PROBLEM DETAILS: Answer with a number only, giving how many lines in the data below include "icon".

AVAILABLE RECORDS:
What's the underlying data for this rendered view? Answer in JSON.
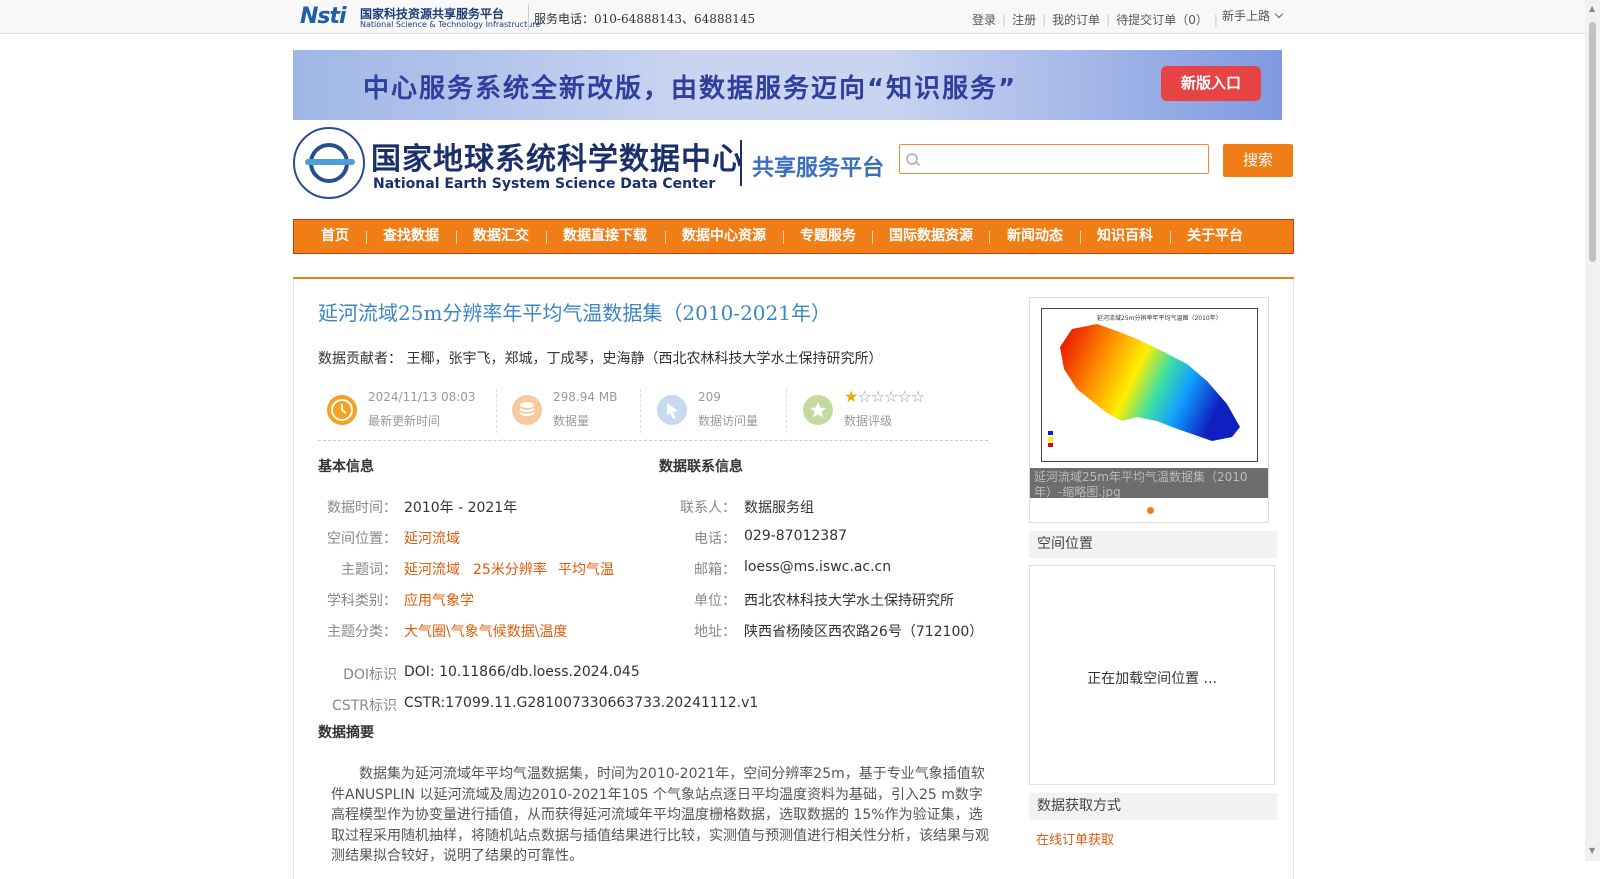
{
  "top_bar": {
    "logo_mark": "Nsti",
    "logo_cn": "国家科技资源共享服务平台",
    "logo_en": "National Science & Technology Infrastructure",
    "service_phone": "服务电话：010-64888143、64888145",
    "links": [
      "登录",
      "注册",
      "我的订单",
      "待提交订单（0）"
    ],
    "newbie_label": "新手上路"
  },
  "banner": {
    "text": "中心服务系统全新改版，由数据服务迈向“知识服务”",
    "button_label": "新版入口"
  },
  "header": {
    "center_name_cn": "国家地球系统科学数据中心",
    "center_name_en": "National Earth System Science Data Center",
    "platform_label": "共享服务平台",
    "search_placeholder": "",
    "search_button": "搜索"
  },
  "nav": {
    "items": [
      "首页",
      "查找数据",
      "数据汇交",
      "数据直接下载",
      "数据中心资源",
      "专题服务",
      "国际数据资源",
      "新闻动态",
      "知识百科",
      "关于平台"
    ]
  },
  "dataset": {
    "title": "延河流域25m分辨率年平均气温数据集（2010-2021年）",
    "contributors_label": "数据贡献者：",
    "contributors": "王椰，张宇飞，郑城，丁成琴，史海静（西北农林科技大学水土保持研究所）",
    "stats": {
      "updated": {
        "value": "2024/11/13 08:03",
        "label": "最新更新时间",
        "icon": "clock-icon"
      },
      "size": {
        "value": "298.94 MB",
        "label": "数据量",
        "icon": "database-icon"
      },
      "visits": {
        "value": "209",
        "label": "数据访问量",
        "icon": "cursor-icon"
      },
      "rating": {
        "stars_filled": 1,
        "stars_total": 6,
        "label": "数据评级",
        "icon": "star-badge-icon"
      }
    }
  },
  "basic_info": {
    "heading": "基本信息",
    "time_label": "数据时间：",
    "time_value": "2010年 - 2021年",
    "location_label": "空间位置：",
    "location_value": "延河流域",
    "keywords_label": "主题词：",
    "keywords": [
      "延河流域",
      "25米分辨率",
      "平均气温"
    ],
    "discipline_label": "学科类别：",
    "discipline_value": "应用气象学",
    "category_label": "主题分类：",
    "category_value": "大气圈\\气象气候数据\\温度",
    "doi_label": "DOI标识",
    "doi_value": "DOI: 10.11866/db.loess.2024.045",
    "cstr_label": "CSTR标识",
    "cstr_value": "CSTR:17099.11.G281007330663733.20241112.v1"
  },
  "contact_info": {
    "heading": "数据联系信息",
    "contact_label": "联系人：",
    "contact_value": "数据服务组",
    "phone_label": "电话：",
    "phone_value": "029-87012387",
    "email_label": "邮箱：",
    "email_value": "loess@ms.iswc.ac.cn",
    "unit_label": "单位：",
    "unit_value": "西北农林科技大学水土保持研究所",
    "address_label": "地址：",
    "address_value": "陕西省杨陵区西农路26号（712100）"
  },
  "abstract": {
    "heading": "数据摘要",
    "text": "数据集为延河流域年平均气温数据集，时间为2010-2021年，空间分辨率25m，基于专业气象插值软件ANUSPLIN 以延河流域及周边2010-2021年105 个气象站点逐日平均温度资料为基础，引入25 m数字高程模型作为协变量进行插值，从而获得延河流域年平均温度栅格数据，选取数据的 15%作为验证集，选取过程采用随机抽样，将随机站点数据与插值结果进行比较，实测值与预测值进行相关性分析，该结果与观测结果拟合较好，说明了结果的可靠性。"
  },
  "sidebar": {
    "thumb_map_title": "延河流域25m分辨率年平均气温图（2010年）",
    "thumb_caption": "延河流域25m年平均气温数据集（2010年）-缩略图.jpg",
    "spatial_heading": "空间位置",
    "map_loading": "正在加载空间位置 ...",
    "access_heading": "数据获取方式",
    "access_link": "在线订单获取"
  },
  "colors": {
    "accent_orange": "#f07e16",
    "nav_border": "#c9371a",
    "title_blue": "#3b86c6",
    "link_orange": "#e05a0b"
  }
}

ANSWER BOX: 4